I have spent a little over a year in hospitals, working as an upcoming doctor, and I’ve seen 8 completely different electronic medical records. (This is working at only 4 different hospitals.) Some are better than others, some are definitely worse than others. The government’s own Veterans’ Hospital’s CPRS software is probably the best, and honestly leaves much to be desired. (This is what it looks like.)
Over the year I’ve tried to collect ideas about the best features (and worst) of these different systems, and I’ve put them all together in something I call (for lack of better): the GMR (Grahamazon Medical Record). It’s an interface only–doesn’t actually save patient data (yet!)–but sadly, I think it’s lightyears ahead of what I’ve seen (and I live in Silicon Valley). It’s mainly a proof of concept–that this could be done, and can be done. (Note: It works in all modern browsers: IE7, Firefox, Safari.)
I’ve put together a screencast that walks you through some of the features. Watch it, and then play around with the interface. My goals, basically:
- Make the software work for you, not the other way around. I see many of my attendings bewildered when trying to figure out basic tasks on current systems.
- Make it make sense. Chemistry panels should come out in the right order. Information should be easy to find and accessible.
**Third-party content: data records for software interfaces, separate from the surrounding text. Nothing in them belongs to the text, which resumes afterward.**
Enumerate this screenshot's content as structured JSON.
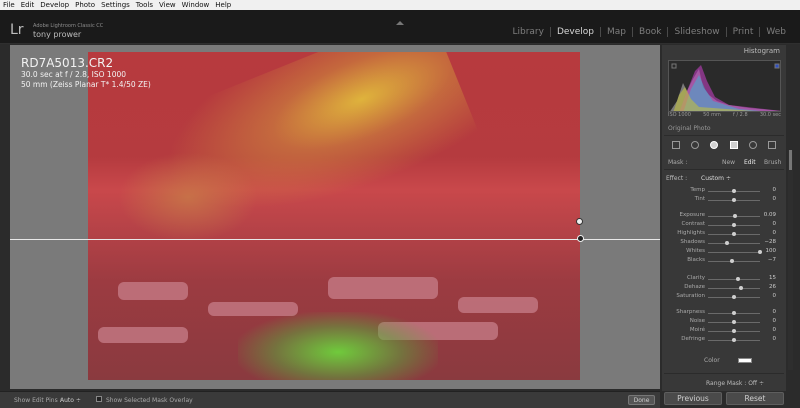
{
  "menu": [
    "File",
    "Edit",
    "Develop",
    "Photo",
    "Settings",
    "Tools",
    "View",
    "Window",
    "Help"
  ],
  "identity": {
    "logo": "Lr",
    "product": "Adobe Lightroom Classic CC",
    "user": "tony prower"
  },
  "modules": [
    {
      "label": "Library",
      "active": false
    },
    {
      "label": "Develop",
      "active": true
    },
    {
      "label": "Map",
      "active": false
    },
    {
      "label": "Book",
      "active": false
    },
    {
      "label": "Slideshow",
      "active": false
    },
    {
      "label": "Print",
      "active": false
    },
    {
      "label": "Web",
      "active": false
    }
  ],
  "photo": {
    "filename": "RD7A5013.CR2",
    "exposure": "30.0 sec at f / 2.8, ISO 1000",
    "lens": "50 mm (Zeiss Planar T* 1.4/50 ZE)"
  },
  "histogram": {
    "title": "Histogram",
    "meta": [
      "ISO 1000",
      "50 mm",
      "f / 2.8",
      "30.0 sec"
    ],
    "original_photo": "Original Photo"
  },
  "mask": {
    "label": "Mask :",
    "new": "New",
    "edit": "Edit",
    "brush": "Brush"
  },
  "effect": {
    "label": "Effect :",
    "value": "Custom ÷"
  },
  "sliders": [
    {
      "label": "Temp",
      "value": "0",
      "pos": 0.5
    },
    {
      "label": "Tint",
      "value": "0",
      "pos": 0.5
    },
    {
      "label": "Exposure",
      "value": "0.09",
      "pos": 0.51
    },
    {
      "label": "Contrast",
      "value": "0",
      "pos": 0.5
    },
    {
      "label": "Highlights",
      "value": "0",
      "pos": 0.5
    },
    {
      "label": "Shadows",
      "value": "−28",
      "pos": 0.36
    },
    {
      "label": "Whites",
      "value": "100",
      "pos": 1.0
    },
    {
      "label": "Blacks",
      "value": "−7",
      "pos": 0.46
    },
    {
      "label": "Clarity",
      "value": "15",
      "pos": 0.58
    },
    {
      "label": "Dehaze",
      "value": "26",
      "pos": 0.63
    },
    {
      "label": "Saturation",
      "value": "0",
      "pos": 0.5
    },
    {
      "label": "Sharpness",
      "value": "0",
      "pos": 0.5
    },
    {
      "label": "Noise",
      "value": "0",
      "pos": 0.5
    },
    {
      "label": "Moiré",
      "value": "0",
      "pos": 0.5
    },
    {
      "label": "Defringe",
      "value": "0",
      "pos": 0.5
    }
  ],
  "color_label": "Color",
  "range_mask": "Range Mask : Off ÷",
  "toolbar": {
    "show_pins_label": "Show Edit Pins :",
    "show_pins_value": "Auto ÷",
    "overlay_label": "Show Selected Mask Overlay",
    "done": "Done"
  },
  "buttons": {
    "previous": "Previous",
    "reset": "Reset"
  }
}
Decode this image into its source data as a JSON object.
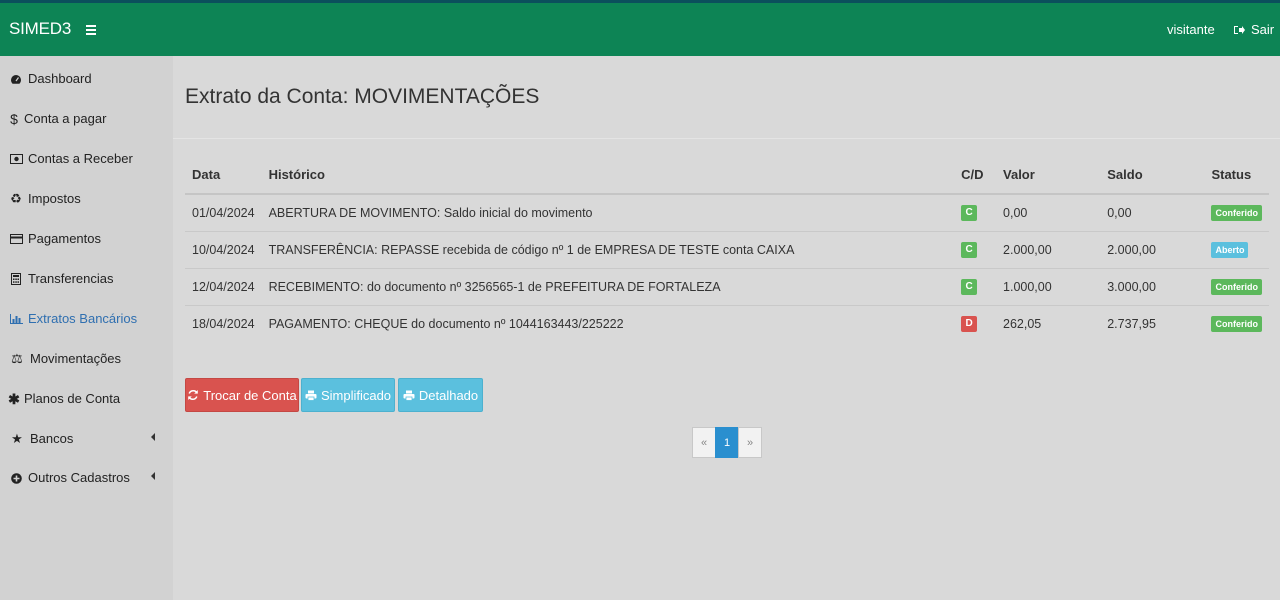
{
  "navbar": {
    "brand": "SIMED3",
    "user": "visitante",
    "logout": "Sair"
  },
  "sidebar": {
    "items": [
      {
        "label": "Dashboard",
        "icon": "tachometer-icon"
      },
      {
        "label": "Conta a pagar",
        "icon": "dollar-icon"
      },
      {
        "label": "Contas a Receber",
        "icon": "money-icon"
      },
      {
        "label": "Impostos",
        "icon": "recycle-icon"
      },
      {
        "label": "Pagamentos",
        "icon": "credit-card-icon"
      },
      {
        "label": "Transferencias",
        "icon": "calculator-icon"
      },
      {
        "label": "Extratos Bancários",
        "icon": "bar-chart-icon",
        "active": true
      },
      {
        "label": "Movimentações",
        "icon": "balance-scale-icon"
      },
      {
        "label": "Planos de Conta",
        "icon": "asterisk-icon"
      },
      {
        "label": "Bancos",
        "icon": "star-icon",
        "submenu": true
      },
      {
        "label": "Outros Cadastros",
        "icon": "plus-circle-icon",
        "submenu": true
      }
    ]
  },
  "page": {
    "title": "Extrato da Conta: MOVIMENTAÇÕES"
  },
  "table": {
    "headers": {
      "date": "Data",
      "history": "Histórico",
      "cd": "C/D",
      "value": "Valor",
      "balance": "Saldo",
      "status": "Status"
    },
    "rows": [
      {
        "date": "01/04/2024",
        "history": "ABERTURA DE MOVIMENTO: Saldo inicial do movimento",
        "cd": "C",
        "value": "0,00",
        "balance": "0,00",
        "status": "Conferido"
      },
      {
        "date": "10/04/2024",
        "history": "TRANSFERÊNCIA: REPASSE recebida de código nº 1 de EMPRESA DE TESTE conta CAIXA",
        "cd": "C",
        "value": "2.000,00",
        "balance": "2.000,00",
        "status": "Aberto"
      },
      {
        "date": "12/04/2024",
        "history": "RECEBIMENTO: do documento nº 3256565-1 de PREFEITURA DE FORTALEZA",
        "cd": "C",
        "value": "1.000,00",
        "balance": "3.000,00",
        "status": "Conferido"
      },
      {
        "date": "18/04/2024",
        "history": "PAGAMENTO: CHEQUE do documento nº 1044163443/225222",
        "cd": "D",
        "value": "262,05",
        "balance": "2.737,95",
        "status": "Conferido"
      }
    ]
  },
  "buttons": {
    "change_account": "Trocar de Conta",
    "simplified": "Simplificado",
    "detailed": "Detalhado"
  },
  "pagination": {
    "prev": "«",
    "current": "1",
    "next": "»"
  },
  "colors": {
    "navbar": "#0d8455",
    "sidebar": "#d2d2d2",
    "content": "#d9d9d9",
    "active_link": "#2f6fb0",
    "danger": "#d9534f",
    "info": "#5bc0de",
    "success": "#5cb85c"
  }
}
Information that needs to be known quickly in an emergency should be easily displayed.
- Don’t act like a medical record. Act like a one-stop shop for getting hospital work done. Be context sensitive. Don’t make me call the operator to find out who’s on call. If a lab isn’t being processed, show me who to call for that lab.
- Be legible, and easy to process. I see too many people having to squint and strain to read their monitor.
Note: This is obviously not optimized code for efficiency, it’s my hacking-so-it-works Web 2.0 interface. It could definitely be improved, but it’s a start.
Feedback, as always, is appreciated. (Oh–forgot to mention in the video–you can easily access any of the tabs by doing “Ctrl+letter” on a Mac or “Alt+Letter” on a PC, using the underlined letter.)